For the third time in Athens, Greeks wanted to show their solidarity with the movement in France.
In front of the French embassy, dozens of activists held placards and loudspeakers. A stone’s throw from the Constitution Square, where the Greek Parliament is located, dozens of others donned a yellow vest to demonstrate in the capital.
For one protester, “the peoples of Europe must now follow the path of yellow jackets. We face common problems, austerity affects all of Europe”.
She welcomed the emergence of the movement in Belgium… and demonstrations on other social issues in Hungary and Albania. “Yellow vests show the way,” she said.
Economist Yannis Tolios added: “We are demonstrating against Macron’s policy in France.” According to him, “the yellow vests express the vital interests of the workers, in France but also in Greece. They fundamentally challenge the policies in the eurozone, by an oligarchy, which are actually the austerity policies”. That essentially means cuts in public spending, wages and pensions, accompanied by increases in taxes.
These policies were experienced in Greece between 2010 and 2015 when collective agreements were abolished and primacy was given to enterprise agreements which was concluded with “associations of persons” to the detriment of trade union representation.
At the same time, the economy plunged into an incessant recession with the gross domestic product falling by 25 percent.
“When I lived in France in 2010, and I explained to my friends that the laws passed in Greece would arrive in France, that we were only a guinea pig, they did not want to believe me …” , sighs Alkistis Prepi.
This 33-year-old urban planner is protesting in front of the French Embassy. “Everywhere, the popular classes are currently experiencing impoverishment; it produces the ‘forgotten’ ones and these movements, like the Indignados in Greece in 2011, give them back their voice. The laws that are passed in France are clearly in the context of the austerity that European leaders want to apply across Europe.
“With Macron, it’s Greek history … but accelerated. Accelerated … even in the repression seen,” she says.
A carpenter agrees with the young woman. “We are here in solidarity because we compare their situation with ours. In addition, we want to denounce the way the police reacted against the protesters.

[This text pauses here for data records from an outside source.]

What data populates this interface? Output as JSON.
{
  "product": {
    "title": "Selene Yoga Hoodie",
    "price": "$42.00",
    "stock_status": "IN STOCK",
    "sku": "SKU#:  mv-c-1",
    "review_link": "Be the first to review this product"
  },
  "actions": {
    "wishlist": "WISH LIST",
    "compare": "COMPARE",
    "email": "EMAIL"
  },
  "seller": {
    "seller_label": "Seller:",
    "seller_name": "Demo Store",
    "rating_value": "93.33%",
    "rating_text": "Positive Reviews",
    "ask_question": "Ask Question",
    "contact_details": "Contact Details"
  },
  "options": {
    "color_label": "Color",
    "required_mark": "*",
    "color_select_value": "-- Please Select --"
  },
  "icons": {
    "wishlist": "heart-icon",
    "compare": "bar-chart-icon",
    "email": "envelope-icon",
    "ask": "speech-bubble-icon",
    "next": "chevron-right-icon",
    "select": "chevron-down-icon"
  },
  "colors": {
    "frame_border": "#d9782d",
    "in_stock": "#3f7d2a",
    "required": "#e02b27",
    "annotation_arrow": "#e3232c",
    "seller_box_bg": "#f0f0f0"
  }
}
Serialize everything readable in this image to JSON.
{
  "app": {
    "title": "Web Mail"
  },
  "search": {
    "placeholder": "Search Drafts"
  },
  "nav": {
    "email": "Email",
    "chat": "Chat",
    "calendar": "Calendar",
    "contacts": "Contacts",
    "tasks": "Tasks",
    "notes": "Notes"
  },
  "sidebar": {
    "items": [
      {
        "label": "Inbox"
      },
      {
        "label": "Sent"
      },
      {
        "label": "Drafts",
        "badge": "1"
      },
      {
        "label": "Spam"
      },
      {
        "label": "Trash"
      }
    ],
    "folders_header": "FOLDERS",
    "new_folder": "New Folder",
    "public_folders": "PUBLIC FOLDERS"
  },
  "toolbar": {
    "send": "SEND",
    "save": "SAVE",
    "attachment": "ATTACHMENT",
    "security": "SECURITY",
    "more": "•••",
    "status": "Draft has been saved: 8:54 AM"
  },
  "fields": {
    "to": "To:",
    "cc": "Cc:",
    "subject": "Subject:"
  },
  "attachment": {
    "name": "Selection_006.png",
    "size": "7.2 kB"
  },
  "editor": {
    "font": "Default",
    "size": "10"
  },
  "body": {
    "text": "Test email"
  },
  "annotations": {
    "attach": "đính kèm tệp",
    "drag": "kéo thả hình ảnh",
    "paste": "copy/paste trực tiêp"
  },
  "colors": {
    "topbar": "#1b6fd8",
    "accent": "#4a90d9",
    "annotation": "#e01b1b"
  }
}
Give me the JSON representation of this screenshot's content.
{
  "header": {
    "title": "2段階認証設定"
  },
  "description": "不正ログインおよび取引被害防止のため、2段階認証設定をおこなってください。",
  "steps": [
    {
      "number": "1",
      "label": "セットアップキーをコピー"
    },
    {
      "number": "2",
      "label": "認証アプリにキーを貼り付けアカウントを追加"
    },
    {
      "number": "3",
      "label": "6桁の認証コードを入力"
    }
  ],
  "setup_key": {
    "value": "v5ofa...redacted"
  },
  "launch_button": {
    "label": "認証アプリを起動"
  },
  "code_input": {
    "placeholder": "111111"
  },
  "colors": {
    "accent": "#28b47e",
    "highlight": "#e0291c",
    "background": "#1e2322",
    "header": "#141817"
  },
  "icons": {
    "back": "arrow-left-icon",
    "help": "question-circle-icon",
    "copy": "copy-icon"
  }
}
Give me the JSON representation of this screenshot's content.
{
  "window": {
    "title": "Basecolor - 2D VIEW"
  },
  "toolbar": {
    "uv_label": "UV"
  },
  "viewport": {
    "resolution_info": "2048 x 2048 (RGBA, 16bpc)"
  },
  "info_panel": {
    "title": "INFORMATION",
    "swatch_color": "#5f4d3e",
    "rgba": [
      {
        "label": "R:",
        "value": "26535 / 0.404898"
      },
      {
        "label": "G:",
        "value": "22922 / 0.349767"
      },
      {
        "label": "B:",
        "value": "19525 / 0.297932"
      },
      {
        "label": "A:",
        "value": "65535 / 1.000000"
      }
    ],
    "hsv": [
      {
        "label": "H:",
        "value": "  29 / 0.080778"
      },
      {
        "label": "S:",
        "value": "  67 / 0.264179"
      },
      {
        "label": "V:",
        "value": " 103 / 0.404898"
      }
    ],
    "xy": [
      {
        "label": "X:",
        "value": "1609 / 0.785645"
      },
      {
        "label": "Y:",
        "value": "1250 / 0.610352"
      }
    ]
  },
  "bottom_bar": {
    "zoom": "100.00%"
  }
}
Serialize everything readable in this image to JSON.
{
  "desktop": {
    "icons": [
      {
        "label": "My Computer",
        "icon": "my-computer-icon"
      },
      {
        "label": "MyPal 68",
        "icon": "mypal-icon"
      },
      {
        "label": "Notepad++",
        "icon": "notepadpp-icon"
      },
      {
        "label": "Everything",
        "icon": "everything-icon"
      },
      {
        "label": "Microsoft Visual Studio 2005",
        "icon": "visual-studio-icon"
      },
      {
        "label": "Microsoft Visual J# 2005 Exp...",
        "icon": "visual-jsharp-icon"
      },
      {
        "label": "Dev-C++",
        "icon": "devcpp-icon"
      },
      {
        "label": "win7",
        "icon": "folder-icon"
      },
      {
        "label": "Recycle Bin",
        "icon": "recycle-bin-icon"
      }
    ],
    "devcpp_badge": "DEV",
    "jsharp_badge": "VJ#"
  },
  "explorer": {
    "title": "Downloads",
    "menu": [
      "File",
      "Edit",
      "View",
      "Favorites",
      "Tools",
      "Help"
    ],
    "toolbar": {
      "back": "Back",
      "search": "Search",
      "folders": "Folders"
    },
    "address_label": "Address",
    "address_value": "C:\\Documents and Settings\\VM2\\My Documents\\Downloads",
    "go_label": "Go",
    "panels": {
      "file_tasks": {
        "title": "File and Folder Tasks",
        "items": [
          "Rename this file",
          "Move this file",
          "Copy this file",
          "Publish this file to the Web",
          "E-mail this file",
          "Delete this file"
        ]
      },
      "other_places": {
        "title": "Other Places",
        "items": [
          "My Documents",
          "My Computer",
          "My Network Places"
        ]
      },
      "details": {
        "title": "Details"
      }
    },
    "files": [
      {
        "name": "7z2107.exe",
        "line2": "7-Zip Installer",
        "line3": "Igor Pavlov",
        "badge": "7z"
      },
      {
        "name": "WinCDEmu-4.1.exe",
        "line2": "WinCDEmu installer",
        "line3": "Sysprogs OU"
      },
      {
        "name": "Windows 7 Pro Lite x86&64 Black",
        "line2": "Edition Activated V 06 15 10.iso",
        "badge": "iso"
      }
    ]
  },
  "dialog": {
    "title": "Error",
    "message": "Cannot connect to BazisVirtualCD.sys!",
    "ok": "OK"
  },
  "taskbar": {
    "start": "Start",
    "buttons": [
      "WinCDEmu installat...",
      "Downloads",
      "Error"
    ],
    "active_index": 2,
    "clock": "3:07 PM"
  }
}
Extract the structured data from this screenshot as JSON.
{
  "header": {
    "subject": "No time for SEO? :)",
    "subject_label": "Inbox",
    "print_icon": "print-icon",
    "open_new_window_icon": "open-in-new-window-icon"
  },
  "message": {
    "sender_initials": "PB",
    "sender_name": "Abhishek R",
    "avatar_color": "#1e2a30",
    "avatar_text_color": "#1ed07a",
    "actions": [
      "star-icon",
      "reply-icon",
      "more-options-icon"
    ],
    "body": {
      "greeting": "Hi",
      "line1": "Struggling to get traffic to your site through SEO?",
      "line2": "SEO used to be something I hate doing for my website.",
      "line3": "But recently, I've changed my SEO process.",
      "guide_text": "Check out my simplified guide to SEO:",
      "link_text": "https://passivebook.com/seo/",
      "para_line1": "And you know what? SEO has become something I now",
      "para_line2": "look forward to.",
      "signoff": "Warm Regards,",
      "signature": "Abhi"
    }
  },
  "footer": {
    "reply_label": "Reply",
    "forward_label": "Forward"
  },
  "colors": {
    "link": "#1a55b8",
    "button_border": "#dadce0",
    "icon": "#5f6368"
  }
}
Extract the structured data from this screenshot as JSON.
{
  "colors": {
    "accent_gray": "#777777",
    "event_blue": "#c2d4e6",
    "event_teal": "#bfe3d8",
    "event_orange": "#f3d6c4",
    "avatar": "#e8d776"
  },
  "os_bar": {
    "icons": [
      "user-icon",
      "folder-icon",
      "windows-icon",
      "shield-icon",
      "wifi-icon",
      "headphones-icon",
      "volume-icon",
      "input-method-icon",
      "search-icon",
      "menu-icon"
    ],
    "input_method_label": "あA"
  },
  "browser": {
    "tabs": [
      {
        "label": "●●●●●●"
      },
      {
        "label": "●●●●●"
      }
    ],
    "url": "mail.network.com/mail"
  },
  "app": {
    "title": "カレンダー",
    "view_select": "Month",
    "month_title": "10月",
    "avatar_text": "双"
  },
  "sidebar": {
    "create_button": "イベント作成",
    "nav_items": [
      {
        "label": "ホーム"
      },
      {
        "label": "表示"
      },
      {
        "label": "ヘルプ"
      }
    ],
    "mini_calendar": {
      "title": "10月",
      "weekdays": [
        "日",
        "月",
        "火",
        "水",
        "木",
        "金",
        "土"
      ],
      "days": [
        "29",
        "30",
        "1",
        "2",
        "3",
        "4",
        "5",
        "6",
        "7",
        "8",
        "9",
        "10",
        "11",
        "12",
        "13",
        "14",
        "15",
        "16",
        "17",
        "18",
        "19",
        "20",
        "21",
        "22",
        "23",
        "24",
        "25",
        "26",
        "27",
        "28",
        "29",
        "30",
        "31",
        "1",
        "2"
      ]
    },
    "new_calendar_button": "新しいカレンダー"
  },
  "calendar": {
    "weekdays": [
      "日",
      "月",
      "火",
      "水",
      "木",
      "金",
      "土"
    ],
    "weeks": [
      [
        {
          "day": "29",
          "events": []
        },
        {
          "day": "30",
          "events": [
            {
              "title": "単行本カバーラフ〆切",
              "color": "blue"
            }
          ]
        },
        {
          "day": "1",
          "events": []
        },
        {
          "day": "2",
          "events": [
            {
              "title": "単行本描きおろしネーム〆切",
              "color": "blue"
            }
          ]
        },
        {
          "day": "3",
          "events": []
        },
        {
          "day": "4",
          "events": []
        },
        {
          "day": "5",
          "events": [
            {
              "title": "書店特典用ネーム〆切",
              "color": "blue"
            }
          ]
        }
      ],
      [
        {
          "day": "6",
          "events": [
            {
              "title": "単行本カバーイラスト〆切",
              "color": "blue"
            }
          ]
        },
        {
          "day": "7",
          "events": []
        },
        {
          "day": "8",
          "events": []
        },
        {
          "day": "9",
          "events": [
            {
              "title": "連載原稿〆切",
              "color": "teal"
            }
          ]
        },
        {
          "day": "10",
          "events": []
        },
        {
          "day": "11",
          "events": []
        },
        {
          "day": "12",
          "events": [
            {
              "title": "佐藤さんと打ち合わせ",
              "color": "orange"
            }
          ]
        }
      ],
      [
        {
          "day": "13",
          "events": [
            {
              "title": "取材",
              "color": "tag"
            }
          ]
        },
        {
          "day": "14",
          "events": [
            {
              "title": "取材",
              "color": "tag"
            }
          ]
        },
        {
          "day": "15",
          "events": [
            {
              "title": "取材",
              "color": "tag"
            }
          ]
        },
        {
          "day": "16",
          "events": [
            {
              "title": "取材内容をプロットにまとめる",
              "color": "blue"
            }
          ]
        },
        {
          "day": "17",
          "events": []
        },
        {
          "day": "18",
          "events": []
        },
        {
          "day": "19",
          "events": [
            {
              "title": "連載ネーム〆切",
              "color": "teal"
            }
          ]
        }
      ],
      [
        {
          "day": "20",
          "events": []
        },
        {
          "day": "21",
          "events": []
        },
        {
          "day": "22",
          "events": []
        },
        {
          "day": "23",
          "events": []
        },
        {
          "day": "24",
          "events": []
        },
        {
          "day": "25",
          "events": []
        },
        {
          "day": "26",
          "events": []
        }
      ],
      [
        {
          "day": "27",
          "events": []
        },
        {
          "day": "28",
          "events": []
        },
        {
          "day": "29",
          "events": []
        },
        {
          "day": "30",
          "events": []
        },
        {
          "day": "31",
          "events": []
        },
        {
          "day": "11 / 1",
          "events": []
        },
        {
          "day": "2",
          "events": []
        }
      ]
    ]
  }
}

When we saw the armored vehicles of the army in Paris, students kneeling and arms on their heads in front of the police, we could not believe our eyes.”